[Opening EXTRACTED INFORMATION section]

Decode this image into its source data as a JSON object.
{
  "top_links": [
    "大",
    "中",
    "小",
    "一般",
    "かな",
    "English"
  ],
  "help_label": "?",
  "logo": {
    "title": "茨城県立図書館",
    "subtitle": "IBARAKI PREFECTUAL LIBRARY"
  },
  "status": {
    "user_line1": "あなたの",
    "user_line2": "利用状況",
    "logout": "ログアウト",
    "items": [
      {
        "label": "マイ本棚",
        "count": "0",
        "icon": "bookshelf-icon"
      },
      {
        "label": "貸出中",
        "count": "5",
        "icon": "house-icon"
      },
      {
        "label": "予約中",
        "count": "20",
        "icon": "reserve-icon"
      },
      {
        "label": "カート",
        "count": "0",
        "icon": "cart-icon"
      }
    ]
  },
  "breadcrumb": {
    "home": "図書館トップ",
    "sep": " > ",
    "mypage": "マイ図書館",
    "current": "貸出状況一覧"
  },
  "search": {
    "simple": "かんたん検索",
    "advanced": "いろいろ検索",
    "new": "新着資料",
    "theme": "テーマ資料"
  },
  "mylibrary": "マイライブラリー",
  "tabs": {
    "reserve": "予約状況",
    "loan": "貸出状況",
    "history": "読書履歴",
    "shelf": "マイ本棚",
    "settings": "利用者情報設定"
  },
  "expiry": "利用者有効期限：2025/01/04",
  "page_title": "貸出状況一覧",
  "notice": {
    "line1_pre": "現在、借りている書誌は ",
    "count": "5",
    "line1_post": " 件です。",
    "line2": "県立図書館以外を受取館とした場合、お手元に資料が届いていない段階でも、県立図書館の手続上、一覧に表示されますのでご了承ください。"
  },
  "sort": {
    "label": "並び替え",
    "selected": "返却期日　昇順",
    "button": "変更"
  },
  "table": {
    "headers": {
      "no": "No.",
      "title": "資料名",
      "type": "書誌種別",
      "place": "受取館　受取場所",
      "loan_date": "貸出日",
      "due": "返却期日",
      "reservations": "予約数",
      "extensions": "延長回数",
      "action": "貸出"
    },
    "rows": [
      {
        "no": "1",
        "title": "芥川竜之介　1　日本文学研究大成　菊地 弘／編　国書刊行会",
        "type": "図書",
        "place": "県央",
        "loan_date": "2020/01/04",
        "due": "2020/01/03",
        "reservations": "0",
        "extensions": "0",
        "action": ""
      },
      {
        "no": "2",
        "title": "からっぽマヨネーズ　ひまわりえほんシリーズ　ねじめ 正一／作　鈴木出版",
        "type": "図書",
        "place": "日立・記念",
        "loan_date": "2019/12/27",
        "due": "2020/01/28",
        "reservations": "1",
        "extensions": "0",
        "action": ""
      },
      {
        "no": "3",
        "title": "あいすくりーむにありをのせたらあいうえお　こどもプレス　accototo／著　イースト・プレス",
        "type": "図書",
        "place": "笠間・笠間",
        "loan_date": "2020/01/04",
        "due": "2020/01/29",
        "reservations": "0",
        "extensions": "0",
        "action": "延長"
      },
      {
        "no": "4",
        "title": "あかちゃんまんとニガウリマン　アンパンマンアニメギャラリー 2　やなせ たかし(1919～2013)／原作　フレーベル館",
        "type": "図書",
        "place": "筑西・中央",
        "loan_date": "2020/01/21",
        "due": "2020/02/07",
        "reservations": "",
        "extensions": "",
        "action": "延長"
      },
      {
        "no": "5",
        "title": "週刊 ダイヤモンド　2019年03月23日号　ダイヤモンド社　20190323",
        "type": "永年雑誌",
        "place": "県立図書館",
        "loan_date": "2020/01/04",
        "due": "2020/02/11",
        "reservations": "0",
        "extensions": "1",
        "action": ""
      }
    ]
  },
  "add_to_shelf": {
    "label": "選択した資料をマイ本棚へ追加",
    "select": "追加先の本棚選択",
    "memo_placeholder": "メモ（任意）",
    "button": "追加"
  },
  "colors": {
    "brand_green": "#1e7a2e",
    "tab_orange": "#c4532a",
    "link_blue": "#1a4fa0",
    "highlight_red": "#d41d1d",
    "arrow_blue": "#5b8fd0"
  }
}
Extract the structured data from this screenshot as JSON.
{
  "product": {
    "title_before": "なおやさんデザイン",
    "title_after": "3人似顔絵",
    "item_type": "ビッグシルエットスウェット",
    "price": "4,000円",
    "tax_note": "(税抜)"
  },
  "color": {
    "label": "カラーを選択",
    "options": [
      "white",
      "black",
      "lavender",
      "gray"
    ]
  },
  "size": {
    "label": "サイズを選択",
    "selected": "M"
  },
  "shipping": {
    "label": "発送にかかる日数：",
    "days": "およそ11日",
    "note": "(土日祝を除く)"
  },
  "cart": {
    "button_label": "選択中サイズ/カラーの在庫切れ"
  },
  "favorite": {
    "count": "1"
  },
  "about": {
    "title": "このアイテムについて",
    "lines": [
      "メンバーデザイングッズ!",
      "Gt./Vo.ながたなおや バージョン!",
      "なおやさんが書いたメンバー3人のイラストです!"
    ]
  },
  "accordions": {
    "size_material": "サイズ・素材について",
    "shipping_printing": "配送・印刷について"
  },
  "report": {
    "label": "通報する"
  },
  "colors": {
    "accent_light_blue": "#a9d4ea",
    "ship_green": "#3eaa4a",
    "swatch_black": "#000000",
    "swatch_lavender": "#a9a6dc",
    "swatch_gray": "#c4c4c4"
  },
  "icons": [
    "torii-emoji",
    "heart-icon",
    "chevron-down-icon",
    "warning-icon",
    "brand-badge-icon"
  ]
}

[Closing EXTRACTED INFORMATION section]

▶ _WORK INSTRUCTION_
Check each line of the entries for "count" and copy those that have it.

▶ _SOLUTION TO THIS TASK_
        "count": "0",
        "count": "5",
        "count": "20",
        "count": "0",
    "count": "5",
    "count": "1"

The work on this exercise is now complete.